*Your assignment*:
Repeat the records. Match each character exactly.
==============================
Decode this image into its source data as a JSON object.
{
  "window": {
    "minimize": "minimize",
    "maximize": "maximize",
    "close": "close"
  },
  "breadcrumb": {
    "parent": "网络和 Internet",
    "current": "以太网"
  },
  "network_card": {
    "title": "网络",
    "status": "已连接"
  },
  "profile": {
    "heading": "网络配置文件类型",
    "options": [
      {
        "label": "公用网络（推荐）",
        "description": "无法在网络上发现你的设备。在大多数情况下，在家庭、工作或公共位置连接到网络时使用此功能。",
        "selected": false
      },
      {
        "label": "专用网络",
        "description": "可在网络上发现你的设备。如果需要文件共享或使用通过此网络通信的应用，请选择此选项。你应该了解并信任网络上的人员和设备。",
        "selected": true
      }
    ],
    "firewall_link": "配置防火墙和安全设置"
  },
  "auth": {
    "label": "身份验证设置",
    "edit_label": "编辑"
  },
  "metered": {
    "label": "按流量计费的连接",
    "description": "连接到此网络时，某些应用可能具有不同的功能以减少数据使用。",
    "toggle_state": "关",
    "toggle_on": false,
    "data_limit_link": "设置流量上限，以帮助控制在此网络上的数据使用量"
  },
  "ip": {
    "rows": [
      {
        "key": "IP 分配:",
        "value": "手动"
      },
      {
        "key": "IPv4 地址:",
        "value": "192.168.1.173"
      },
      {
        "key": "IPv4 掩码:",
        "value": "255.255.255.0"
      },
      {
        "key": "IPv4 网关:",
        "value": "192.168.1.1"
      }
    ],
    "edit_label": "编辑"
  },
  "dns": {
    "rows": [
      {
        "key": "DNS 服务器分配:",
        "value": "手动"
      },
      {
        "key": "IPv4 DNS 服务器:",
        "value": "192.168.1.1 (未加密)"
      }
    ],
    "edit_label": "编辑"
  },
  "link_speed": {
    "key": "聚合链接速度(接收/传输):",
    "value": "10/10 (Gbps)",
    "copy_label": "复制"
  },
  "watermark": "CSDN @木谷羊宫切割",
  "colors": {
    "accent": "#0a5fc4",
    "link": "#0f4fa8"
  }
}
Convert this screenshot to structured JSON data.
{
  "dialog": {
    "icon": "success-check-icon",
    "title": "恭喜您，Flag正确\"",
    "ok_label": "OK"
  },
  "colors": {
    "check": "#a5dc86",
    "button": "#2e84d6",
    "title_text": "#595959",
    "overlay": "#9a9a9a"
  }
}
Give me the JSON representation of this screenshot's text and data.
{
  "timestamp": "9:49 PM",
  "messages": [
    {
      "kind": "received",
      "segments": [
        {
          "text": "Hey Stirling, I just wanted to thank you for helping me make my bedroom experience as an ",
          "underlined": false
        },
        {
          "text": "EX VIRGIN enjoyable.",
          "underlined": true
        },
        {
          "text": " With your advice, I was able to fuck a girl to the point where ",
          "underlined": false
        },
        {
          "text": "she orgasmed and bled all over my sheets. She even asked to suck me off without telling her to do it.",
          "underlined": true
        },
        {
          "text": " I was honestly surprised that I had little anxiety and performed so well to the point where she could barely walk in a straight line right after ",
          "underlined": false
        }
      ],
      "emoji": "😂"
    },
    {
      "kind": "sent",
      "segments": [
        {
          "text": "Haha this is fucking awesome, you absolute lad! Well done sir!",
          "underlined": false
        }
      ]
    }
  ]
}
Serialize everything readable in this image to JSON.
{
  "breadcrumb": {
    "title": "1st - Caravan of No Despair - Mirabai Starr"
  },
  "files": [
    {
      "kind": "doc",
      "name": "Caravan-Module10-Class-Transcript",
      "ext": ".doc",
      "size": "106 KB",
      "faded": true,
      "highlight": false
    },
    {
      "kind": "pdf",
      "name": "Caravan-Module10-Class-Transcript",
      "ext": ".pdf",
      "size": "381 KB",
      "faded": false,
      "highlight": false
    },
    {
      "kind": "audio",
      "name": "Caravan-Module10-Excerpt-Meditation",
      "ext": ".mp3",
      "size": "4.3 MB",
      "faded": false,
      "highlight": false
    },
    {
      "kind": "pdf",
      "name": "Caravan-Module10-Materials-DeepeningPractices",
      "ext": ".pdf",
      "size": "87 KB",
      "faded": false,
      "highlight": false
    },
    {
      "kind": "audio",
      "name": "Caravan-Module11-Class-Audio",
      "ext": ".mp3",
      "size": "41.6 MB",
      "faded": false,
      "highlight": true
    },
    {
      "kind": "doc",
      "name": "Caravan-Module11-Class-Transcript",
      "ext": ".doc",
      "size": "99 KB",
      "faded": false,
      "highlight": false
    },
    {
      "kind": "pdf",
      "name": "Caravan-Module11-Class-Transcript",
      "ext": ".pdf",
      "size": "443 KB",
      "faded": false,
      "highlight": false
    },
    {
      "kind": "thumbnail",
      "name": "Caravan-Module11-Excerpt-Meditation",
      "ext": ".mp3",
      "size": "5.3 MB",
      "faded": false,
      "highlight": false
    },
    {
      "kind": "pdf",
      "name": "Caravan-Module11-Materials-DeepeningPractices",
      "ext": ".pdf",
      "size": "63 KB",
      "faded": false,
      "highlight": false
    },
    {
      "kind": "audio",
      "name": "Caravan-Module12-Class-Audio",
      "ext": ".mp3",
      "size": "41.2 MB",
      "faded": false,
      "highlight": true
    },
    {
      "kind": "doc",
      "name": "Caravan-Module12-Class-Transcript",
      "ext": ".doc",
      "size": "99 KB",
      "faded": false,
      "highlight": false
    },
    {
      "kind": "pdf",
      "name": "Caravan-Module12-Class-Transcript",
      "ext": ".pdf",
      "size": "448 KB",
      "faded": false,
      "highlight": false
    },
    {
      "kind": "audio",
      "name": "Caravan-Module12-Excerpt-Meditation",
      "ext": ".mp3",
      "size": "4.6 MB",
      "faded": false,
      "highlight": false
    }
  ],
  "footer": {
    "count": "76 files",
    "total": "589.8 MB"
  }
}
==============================
*Final answer*:
Decode this image into its source data as a JSON object.
{
  "window": {
    "minimize": "minimize",
    "maximize": "maximize",
    "close": "close"
  },
  "breadcrumb": {
    "parent": "网络和 Internet",
    "current": "以太网"
  },
  "network_card": {
    "title": "网络",
    "status": "已连接"
  },
  "profile": {
    "heading": "网络配置文件类型",
    "options": [
      {
        "label": "公用网络（推荐）",
        "description": "无法在网络上发现你的设备。在大多数情况下，在家庭、工作或公共位置连接到网络时使用此功能。",
        "selected": false
      },
      {
        "label": "专用网络",
        "description": "可在网络上发现你的设备。如果需要文件共享或使用通过此网络通信的应用，请选择此选项。你应该了解并信任网络上的人员和设备。",
        "selected": true
      }
    ],
    "firewall_link": "配置防火墙和安全设置"
  },
  "auth": {
    "label": "身份验证设置",
    "edit_label": "编辑"
  },
  "metered": {
    "label": "按流量计费的连接",
    "description": "连接到此网络时，某些应用可能具有不同的功能以减少数据使用。",
    "toggle_state": "关",
    "toggle_on": false,
    "data_limit_link": "设置流量上限，以帮助控制在此网络上的数据使用量"
  },
  "ip": {
    "rows": [
      {
        "key": "IP 分配:",
        "value": "手动"
      },
      {
        "key": "IPv4 地址:",
        "value": "192.168.1.173"
      },
      {
        "key": "IPv4 掩码:",
        "value": "255.255.255.0"
      },
      {
        "key": "IPv4 网关:",
        "value": "192.168.1.1"
      }
    ],
    "edit_label": "编辑"
  },
  "dns": {
    "rows": [
      {
        "key": "DNS 服务器分配:",
        "value": "手动"
      },
      {
        "key": "IPv4 DNS 服务器:",
        "value": "192.168.1.1 (未加密)"
      }
    ],
    "edit_label": "编辑"
  },
  "link_speed": {
    "key": "聚合链接速度(接收/传输):",
    "value": "10/10 (Gbps)",
    "copy_label": "复制"
  },
  "watermark": "CSDN @木谷羊宫切割",
  "colors": {
    "accent": "#0a5fc4",
    "link": "#0f4fa8"
  }
}
Convert this screenshot to structured JSON data.
{
  "dialog": {
    "icon": "success-check-icon",
    "title": "恭喜您，Flag正确\"",
    "ok_label": "OK"
  },
  "colors": {
    "check": "#a5dc86",
    "button": "#2e84d6",
    "title_text": "#595959",
    "overlay": "#9a9a9a"
  }
}
Give me the JSON representation of this screenshot's text and data.
{
  "timestamp": "9:49 PM",
  "messages": [
    {
      "kind": "received",
      "segments": [
        {
          "text": "Hey Stirling, I just wanted to thank you for helping me make my bedroom experience as an ",
          "underlined": false
        },
        {
          "text": "EX VIRGIN enjoyable.",
          "underlined": true
        },
        {
          "text": " With your advice, I was able to fuck a girl to the point where ",
          "underlined": false
        },
        {
          "text": "she orgasmed and bled all over my sheets. She even asked to suck me off without telling her to do it.",
          "underlined": true
        },
        {
          "text": " I was honestly surprised that I had little anxiety and performed so well to the point where she could barely walk in a straight line right after ",
          "underlined": false
        }
      ],
      "emoji": "😂"
    },
    {
      "kind": "sent",
      "segments": [
        {
          "text": "Haha this is fucking awesome, you absolute lad! Well done sir!",
          "underlined": false
        }
      ]
    }
  ]
}
Serialize everything readable in this image to JSON.
{
  "breadcrumb": {
    "title": "1st - Caravan of No Despair - Mirabai Starr"
  },
  "files": [
    {
      "kind": "doc",
      "name": "Caravan-Module10-Class-Transcript",
      "ext": ".doc",
      "size": "106 KB",
      "faded": true,
      "highlight": false
    },
    {
      "kind": "pdf",
      "name": "Caravan-Module10-Class-Transcript",
      "ext": ".pdf",
      "size": "381 KB",
      "faded": false,
      "highlight": false
    },
    {
      "kind": "audio",
      "name": "Caravan-Module10-Excerpt-Meditation",
      "ext": ".mp3",
      "size": "4.3 MB",
      "faded": false,
      "highlight": false
    },
    {
      "kind": "pdf",
      "name": "Caravan-Module10-Materials-DeepeningPractices",
      "ext": ".pdf",
      "size": "87 KB",
      "faded": false,
      "highlight": false
    },
    {
      "kind": "audio",
      "name": "Caravan-Module11-Class-Audio",
      "ext": ".mp3",
      "size": "41.6 MB",
      "faded": false,
      "highlight": true
    },
    {
      "kind": "doc",
      "name": "Caravan-Module11-Class-Transcript",
      "ext": ".doc",
      "size": "99 KB",
      "faded": false,
      "highlight": false
    },
    {
      "kind": "pdf",
      "name": "Caravan-Module11-Class-Transcript",
      "ext": ".pdf",
      "size": "443 KB",
      "faded": false,
      "highlight": false
    },
    {
      "kind": "thumbnail",
      "name": "Caravan-Module11-Excerpt-Meditation",
      "ext": ".mp3",
      "size": "5.3 MB",
      "faded": false,
      "highlight": false
    },
    {
      "kind": "pdf",
      "name": "Caravan-Module11-Materials-DeepeningPractices",
      "ext": ".pdf",
      "size": "63 KB",
      "faded": false,
      "highlight": false
    },
    {
      "kind": "audio",
      "name": "Caravan-Module12-Class-Audio",
      "ext": ".mp3",
      "size": "41.2 MB",
      "faded": false,
      "highlight": true
    },
    {
      "kind": "doc",
      "name": "Caravan-Module12-Class-Transcript",
      "ext": ".doc",
      "size": "99 KB",
      "faded": false,
      "highlight": false
    },
    {
      "kind": "pdf",
      "name": "Caravan-Module12-Class-Transcript",
      "ext": ".pdf",
      "size": "448 KB",
      "faded": false,
      "highlight": false
    },
    {
      "kind": "audio",
      "name": "Caravan-Module12-Excerpt-Meditation",
      "ext": ".mp3",
      "size": "4.6 MB",
      "faded": false,
      "highlight": false
    }
  ],
  "footer": {
    "count": "76 files",
    "total": "589.8 MB"
  }
}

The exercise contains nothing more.